The unoffcial lifetime achivement award goes to James Earl Jones, and it’s the standard bow to a great performer who’s now 80 years old and probably unlikely to win a “real” Oscar.  The great actor’s legacy, for most audiences, is probably headed by his vocal work (and deep breathing) as Darth Vader, and for intoning “This… is CNN.”  But aside from that sonorous voice (let’s not forget his Mufasa in The Lion King), Jones made his film debut in Kubrick’s masterpiece Dr. Strangelove, and he’s given decades worth of great performances in films like The Great White Hope, The Bingo Long Travelling All-Stars and Motor Kings, and Field of Dreams.  He’s the kind of actor who everyone assumes must have won an Oscar at some point in his celebrated career, and he richly deserves this honorary one.

Make-Up wizard Dick Smith has won an Oscar for Amadeus, but that’s hardly his most famous credit.  He’s the father of the modern art of cinema cosmetics, and his films include some of the classic make-up jobs in film history:  aging Dustin Hoffman and Marlon Brando in Little Big Man and The Godfather, turning Linda Blair into a demon (before the days of CG) in The Exorcist, and creating the carnage of Taxi Driver‘s finale.  Smith is a fabulous 89 years old, and modern movies wouldn’t be the same without his artistry.
The odd choice is the decision to give the Jean Hersholt Humanitarian Award to Oprah Winfrey.  Not that her charitable credentials are any less than impeccable, but while she’s a TV legend, her connection to the film business is rather tangential.  She’s only appeared in 2 major films in her career (The Color Purple and Beloved), plus a bit of vocal work in animation, and she’s dabbled in producing–her most recent credit, for Precious, was a marketing decision made after the film had already been finished.  Since the honorary Oscar event isn’t televised, she wasn’t chosen to increase ratings–were there no suitable humanitarians around who actually make their careers in the film industry?
In any case, congratulations to all for their lifetimes of excellent work.  

About the Author

Mitch Salem
MITCH SALEM has worked on the business side of the entertainment industry for 20 years, as a senior business affairs executive and attorney for such companies as NBC, ABC, USA, Syfy, Bravo, and BermanBraun Productions, and before that, at the NY law firm of Weil, Gotshal & Manges.
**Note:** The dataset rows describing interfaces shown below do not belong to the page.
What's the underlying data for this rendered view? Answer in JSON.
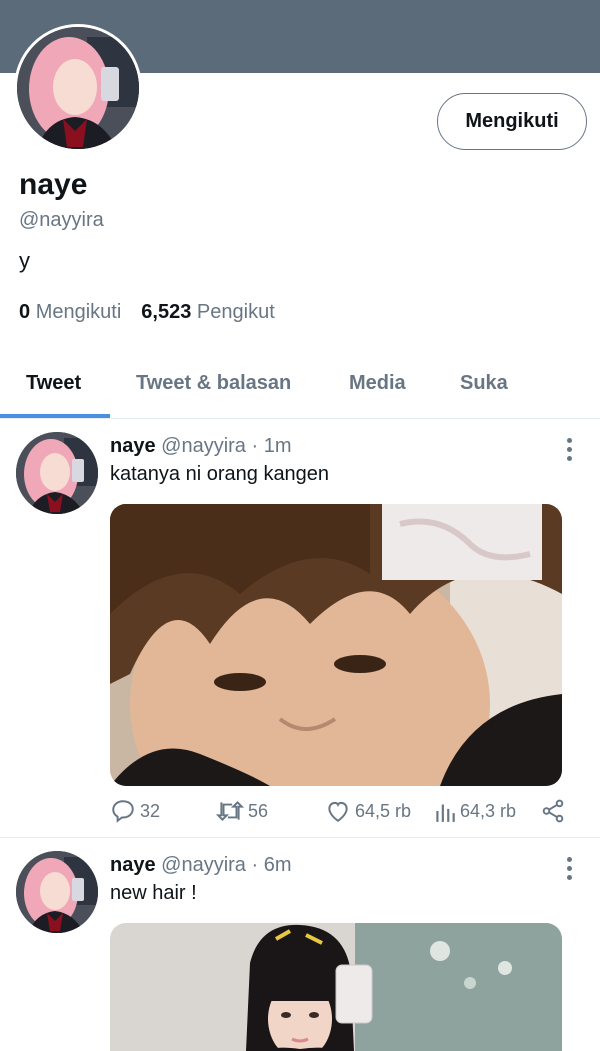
{
  "profile": {
    "name": "naye",
    "handle": "@nayyira",
    "bio": "y",
    "following_count": "0",
    "following_label": "Mengikuti",
    "followers_count": "6,523",
    "followers_label": "Pengikut",
    "follow_button": "Mengikuti"
  },
  "tabs": [
    "Tweet",
    "Tweet & balasan",
    "Media",
    "Suka"
  ],
  "colors": {
    "banner": "#5b6b7a",
    "accent": "#4a90e2",
    "muted": "#687684"
  },
  "tweets": [
    {
      "name": "naye",
      "handle": "@nayyira",
      "time": "· 1m",
      "text": "katanya ni orang kangen",
      "replies": "32",
      "retweets": "56",
      "likes": "64,5 rb",
      "views": "64,3 rb"
    },
    {
      "name": "naye",
      "handle": "@nayyira",
      "time": "· 6m",
      "text": "new hair !"
    }
  ],
  "icons": [
    "reply-icon",
    "retweet-icon",
    "like-icon",
    "views-icon",
    "share-icon",
    "more-icon"
  ]
}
During all that, he has more or less constantly been going to the movies and watching TV, and writing about both since the 1980s. His film reviews also currently appear on and In addition, he is co-writer of an episode of the television series "Felicity."